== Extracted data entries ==
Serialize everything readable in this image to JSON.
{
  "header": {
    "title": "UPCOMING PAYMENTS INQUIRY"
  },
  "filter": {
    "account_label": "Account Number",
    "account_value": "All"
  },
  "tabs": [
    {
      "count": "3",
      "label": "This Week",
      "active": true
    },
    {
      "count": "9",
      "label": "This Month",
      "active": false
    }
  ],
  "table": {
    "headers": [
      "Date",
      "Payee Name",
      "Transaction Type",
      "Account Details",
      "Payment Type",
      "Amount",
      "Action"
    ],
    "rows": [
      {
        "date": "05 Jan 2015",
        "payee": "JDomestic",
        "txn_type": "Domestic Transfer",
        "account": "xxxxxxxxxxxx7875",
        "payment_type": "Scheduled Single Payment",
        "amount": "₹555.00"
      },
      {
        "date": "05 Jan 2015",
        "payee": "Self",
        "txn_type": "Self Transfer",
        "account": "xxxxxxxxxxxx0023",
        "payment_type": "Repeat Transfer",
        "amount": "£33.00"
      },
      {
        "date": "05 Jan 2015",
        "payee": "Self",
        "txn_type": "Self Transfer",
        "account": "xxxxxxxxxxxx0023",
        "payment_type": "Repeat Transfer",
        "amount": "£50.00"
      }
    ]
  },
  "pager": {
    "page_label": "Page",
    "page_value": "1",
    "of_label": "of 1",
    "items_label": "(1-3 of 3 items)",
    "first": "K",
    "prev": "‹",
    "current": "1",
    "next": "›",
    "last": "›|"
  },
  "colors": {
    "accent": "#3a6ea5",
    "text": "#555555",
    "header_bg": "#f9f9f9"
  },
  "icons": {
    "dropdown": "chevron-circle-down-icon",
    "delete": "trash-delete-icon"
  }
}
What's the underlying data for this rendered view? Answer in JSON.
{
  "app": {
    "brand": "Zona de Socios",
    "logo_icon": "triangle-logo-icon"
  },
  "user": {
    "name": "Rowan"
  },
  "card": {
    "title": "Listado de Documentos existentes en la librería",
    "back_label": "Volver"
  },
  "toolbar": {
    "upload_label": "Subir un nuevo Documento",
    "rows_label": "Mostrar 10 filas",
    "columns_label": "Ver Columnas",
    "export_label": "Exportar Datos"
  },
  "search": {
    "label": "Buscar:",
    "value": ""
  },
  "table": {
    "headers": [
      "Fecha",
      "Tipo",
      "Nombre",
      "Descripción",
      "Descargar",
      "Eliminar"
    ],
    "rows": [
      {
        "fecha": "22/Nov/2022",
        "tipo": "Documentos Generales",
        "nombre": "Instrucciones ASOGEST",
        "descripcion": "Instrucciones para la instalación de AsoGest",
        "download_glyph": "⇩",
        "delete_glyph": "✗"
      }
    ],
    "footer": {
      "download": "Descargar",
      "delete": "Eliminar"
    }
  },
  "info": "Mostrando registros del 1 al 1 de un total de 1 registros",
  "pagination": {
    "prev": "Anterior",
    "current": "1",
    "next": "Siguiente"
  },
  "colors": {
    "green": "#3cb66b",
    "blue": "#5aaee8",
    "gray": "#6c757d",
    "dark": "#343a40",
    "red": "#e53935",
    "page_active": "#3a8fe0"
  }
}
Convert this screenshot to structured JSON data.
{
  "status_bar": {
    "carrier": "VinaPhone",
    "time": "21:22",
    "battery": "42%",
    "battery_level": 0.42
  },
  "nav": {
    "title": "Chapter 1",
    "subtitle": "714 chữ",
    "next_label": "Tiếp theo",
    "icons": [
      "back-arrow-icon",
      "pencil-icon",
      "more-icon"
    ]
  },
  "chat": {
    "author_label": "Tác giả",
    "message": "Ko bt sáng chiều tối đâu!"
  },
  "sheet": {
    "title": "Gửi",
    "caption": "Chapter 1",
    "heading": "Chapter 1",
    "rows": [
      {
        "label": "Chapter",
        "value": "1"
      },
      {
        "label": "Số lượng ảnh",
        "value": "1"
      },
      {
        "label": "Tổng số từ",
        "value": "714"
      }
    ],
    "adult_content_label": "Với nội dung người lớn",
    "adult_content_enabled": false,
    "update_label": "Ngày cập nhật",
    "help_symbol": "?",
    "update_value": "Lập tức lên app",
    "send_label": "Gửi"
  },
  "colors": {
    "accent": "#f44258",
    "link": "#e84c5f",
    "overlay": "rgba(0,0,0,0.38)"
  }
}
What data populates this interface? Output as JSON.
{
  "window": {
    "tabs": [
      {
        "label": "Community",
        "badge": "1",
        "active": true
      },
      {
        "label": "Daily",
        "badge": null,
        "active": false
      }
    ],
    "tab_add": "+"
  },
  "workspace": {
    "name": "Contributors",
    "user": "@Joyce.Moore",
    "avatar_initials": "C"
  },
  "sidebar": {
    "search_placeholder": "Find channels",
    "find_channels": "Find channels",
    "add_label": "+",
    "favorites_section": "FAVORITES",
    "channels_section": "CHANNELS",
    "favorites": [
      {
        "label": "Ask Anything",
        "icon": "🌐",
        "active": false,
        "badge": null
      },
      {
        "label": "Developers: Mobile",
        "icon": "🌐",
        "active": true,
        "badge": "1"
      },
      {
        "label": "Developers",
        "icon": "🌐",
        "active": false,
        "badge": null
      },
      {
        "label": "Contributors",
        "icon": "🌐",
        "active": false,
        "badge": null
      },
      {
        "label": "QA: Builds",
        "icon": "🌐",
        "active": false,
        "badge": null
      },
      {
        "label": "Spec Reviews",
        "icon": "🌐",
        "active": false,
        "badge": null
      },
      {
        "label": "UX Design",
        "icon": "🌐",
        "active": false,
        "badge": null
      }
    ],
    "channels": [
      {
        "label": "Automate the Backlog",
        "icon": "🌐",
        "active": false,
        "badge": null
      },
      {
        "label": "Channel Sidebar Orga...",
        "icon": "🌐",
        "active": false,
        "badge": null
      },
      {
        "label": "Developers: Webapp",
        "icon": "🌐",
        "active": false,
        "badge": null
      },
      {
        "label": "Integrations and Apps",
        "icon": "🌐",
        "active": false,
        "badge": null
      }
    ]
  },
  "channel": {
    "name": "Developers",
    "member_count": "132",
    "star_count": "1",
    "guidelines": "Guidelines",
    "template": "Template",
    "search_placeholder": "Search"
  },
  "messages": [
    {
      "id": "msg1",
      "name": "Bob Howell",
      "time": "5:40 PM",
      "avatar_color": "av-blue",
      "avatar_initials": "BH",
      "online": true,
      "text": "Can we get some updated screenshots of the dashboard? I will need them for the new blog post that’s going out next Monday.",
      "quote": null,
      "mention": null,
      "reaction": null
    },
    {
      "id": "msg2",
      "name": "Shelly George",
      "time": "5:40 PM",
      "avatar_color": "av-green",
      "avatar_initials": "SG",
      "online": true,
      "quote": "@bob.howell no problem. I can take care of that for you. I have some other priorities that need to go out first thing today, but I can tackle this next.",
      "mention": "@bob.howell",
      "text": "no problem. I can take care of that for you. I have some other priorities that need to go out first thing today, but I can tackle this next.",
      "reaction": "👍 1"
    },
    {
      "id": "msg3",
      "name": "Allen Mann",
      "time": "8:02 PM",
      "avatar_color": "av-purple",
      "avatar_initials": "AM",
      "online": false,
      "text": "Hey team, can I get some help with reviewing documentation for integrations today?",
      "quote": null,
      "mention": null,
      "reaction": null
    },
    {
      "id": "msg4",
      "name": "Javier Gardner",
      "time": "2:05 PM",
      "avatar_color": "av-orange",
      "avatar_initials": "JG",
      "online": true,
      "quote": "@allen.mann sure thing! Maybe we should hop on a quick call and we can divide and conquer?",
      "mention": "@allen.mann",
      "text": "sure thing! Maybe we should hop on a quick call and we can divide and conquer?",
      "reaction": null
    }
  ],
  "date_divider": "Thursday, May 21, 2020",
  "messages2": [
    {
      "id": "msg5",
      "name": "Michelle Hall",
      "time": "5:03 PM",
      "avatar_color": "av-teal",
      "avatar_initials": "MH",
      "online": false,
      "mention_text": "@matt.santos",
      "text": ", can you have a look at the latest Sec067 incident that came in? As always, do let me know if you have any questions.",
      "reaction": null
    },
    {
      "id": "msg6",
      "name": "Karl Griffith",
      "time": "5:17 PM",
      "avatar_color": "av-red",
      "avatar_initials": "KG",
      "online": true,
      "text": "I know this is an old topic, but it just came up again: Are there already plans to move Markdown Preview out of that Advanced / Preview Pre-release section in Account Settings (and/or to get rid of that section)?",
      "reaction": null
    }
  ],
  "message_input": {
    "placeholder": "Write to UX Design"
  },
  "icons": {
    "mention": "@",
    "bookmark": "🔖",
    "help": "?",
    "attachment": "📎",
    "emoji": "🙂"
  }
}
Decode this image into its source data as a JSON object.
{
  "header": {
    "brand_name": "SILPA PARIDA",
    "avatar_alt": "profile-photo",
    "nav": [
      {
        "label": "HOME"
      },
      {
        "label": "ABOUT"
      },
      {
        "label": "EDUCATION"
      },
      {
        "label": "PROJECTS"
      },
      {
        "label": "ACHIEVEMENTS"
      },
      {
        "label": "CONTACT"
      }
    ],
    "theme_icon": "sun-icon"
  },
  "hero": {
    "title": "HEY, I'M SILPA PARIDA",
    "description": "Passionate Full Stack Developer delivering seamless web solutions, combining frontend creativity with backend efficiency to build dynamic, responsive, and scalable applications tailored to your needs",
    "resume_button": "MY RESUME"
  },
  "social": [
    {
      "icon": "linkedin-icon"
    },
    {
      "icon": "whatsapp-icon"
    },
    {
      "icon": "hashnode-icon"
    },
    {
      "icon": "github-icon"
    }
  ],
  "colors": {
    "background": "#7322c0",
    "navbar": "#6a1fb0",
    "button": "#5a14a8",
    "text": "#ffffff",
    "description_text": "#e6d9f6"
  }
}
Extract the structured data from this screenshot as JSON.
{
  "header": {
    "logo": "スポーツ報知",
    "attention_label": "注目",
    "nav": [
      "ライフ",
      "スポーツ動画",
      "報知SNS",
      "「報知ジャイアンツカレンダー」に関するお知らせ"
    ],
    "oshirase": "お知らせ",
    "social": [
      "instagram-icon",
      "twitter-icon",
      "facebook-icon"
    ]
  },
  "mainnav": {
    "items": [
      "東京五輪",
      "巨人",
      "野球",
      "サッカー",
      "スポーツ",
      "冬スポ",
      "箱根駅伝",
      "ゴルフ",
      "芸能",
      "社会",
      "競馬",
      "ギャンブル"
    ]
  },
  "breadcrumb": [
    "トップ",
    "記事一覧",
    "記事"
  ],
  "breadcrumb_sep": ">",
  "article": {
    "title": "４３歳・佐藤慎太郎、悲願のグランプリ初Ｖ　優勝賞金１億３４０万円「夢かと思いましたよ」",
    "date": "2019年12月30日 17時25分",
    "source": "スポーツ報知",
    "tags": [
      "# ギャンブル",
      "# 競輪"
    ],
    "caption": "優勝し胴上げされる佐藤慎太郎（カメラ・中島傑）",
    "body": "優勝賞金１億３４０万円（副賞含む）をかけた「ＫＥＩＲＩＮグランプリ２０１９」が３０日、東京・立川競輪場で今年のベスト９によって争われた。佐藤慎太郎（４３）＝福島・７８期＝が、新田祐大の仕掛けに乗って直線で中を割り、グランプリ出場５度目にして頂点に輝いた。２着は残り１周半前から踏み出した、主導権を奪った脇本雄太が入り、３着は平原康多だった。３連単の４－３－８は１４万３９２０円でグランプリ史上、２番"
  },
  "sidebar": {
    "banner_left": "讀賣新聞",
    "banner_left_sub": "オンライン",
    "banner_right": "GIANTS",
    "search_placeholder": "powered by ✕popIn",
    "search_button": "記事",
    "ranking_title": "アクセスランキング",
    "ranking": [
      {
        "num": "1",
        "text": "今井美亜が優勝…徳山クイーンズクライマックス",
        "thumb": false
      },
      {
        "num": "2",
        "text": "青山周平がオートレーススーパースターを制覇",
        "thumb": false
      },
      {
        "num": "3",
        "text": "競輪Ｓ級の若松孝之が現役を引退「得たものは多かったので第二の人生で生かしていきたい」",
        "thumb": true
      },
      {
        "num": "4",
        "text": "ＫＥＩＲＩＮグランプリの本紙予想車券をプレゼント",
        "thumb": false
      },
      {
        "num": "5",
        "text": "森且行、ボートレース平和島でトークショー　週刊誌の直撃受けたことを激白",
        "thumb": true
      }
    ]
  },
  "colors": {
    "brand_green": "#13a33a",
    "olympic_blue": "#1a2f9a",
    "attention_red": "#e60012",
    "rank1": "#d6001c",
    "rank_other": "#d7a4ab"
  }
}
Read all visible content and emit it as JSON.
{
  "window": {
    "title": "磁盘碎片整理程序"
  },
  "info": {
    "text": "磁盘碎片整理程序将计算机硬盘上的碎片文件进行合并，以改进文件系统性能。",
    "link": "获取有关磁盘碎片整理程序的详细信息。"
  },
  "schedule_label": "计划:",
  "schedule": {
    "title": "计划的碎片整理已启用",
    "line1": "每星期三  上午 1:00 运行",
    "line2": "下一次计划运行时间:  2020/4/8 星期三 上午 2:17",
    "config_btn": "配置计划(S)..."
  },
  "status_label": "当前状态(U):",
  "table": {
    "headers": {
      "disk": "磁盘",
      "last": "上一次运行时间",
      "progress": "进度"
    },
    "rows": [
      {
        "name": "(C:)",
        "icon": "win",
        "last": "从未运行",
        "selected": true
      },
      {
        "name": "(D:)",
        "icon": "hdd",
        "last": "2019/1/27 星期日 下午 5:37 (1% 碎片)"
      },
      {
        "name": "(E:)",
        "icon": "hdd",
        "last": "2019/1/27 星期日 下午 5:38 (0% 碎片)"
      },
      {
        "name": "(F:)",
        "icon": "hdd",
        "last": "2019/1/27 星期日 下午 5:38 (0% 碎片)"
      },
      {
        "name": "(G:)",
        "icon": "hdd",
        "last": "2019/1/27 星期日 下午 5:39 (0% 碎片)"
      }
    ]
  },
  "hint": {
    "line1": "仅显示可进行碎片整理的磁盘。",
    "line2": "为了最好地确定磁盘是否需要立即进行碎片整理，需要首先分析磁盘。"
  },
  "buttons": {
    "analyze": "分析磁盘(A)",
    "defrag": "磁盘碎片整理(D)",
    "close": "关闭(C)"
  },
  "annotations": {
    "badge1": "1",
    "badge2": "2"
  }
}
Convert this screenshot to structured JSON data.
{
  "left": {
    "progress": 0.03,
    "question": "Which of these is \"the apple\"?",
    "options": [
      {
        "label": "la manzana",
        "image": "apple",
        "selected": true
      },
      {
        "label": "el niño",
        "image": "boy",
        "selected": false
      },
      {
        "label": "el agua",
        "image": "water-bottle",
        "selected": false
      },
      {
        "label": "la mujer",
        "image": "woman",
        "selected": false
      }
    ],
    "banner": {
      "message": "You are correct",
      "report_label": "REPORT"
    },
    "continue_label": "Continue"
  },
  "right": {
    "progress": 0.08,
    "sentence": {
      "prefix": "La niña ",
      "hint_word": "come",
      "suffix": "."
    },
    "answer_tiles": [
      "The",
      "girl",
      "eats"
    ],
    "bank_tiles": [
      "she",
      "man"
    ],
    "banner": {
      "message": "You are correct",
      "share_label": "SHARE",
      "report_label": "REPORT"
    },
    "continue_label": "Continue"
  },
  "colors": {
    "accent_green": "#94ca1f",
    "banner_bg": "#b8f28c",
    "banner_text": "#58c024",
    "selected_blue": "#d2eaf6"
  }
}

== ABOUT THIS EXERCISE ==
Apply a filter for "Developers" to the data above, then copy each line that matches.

== EXERCISE ANSWER ==
        "label": "Developers: Mobile",
        "label": "Developers",
        "label": "Developers: Webapp",
    "name": "Developers",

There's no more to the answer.